Antony Gormley, British sculptor, about his work, The Infinite Cube
Gabriel Mitchell was obsessed in a poetical and mathematical way with “grid theory”. He saw it as a matrix through which to view the world. Combining both Ptolemic mathematics and structural theory he approached the grid as a conceptual matrix to register experience. There is a sense of humour and a totality to the way in which he pursued his research and I consider the “cosmic infinity cube” as the culmination of his many investigations. It had to be made.
In my work I have constantly tried to apply objective mapping to subjective experience and I
continue to employ the orthogonal structures of modernity in order to measure both body and space. With this Cube, Gabriel calls on both the possibility and terror of an absolute order. The Cube places 1000 points of light set into a regular grid within a mirrored cube. This is a universe that is, like ours, ever expanding but without gravity, a universe of seeds of light that progress outwards with the illusion of infinite extension. The core of the paradox is that this infinity is held within a regular cube of an imperial yard, a measure that derives from the body, that allows an infinity, but at the scale of the intimate.
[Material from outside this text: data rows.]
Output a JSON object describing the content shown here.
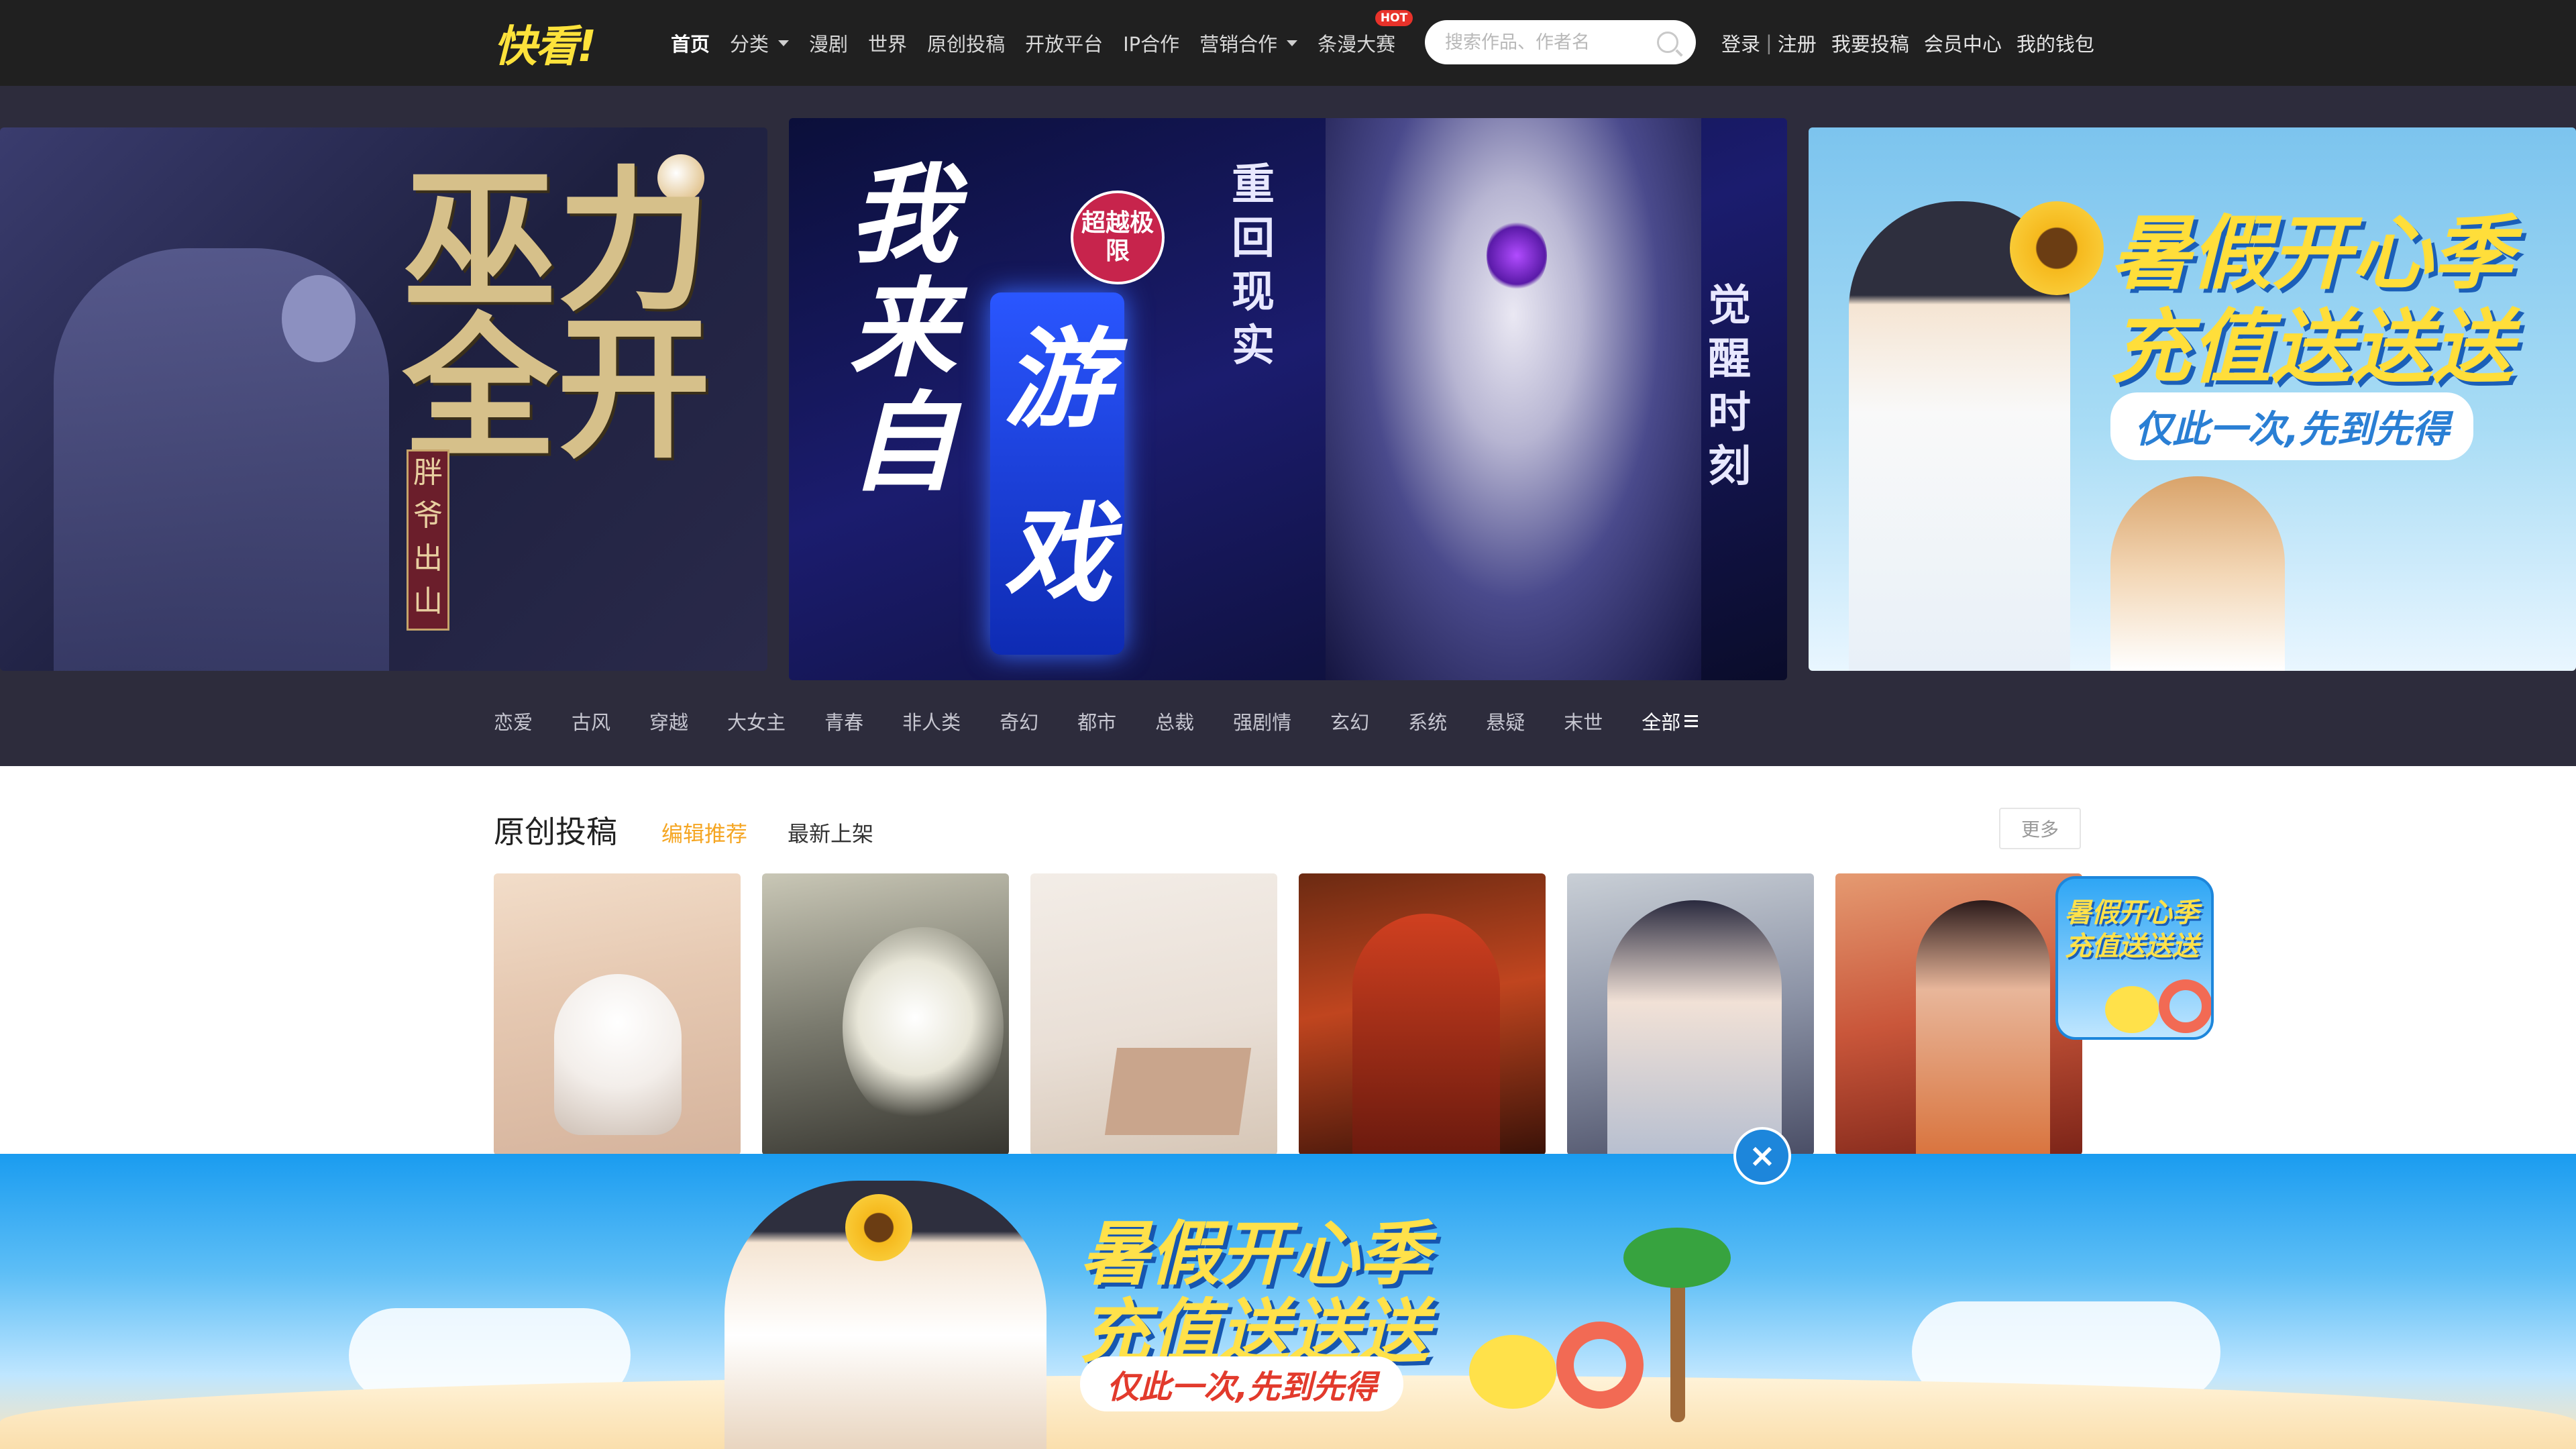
{
  "header": {
    "logo_text": "快看!",
    "nav": [
      {
        "label": "首页",
        "active": true
      },
      {
        "label": "分类",
        "has_dropdown": true
      },
      {
        "label": "漫剧"
      },
      {
        "label": "世界"
      },
      {
        "label": "原创投稿"
      },
      {
        "label": "开放平台"
      },
      {
        "label": "IP合作"
      },
      {
        "label": "营销合作",
        "has_dropdown": true
      },
      {
        "label": "条漫大赛",
        "badge": "HOT"
      }
    ],
    "search": {
      "placeholder": "搜索作品、作者名"
    },
    "auth": {
      "login": "登录",
      "separator": "|",
      "register": "注册"
    },
    "links": [
      "我要投稿",
      "会员中心",
      "我的钱包"
    ]
  },
  "banners": {
    "left": {
      "title": "巫力全开",
      "seal": "胖爷出山"
    },
    "center": {
      "title_a": "我来自",
      "title_b": "游戏",
      "badge": "超越极限",
      "vertical_1": "重回现实",
      "vertical_2": "觉醒时刻"
    },
    "right": {
      "title_1": "暑假开心季",
      "title_2": "充值送送送",
      "subtitle": "仅此一次,先到先得"
    }
  },
  "categories": [
    "恋爱",
    "古风",
    "穿越",
    "大女主",
    "青春",
    "非人类",
    "奇幻",
    "都市",
    "总裁",
    "强剧情",
    "玄幻",
    "系统",
    "悬疑",
    "末世"
  ],
  "category_all": "全部",
  "original_section": {
    "title": "原创投稿",
    "tabs": [
      {
        "label": "编辑推荐",
        "active": true
      },
      {
        "label": "最新上架",
        "active": false
      }
    ],
    "more": "更多"
  },
  "float_promo": {
    "title": "暑假开心季充值送送送"
  },
  "bottom_promo": {
    "title_1": "暑假开心季",
    "title_2": "充值送送送",
    "subtitle": "仅此一次,先到先得",
    "close": "×"
  },
  "colors": {
    "header_bg": "#202020",
    "banner_bg": "#2d2c3c",
    "accent": "#f5a623",
    "logo": "#fde23b",
    "hot": "#e8322a"
  }
}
The domain of sculpture is space, it attempts to catalyse it, to engage us in it, through mass, time and an appeal to first-hand experience, but this small cube is, in some way, an inversion of culpture’s role in the physical world and gives us a void, never inhabitable but calls on us to imaginatively engage in a three dimensional perceptual field with shifting infinities that constantly move with us.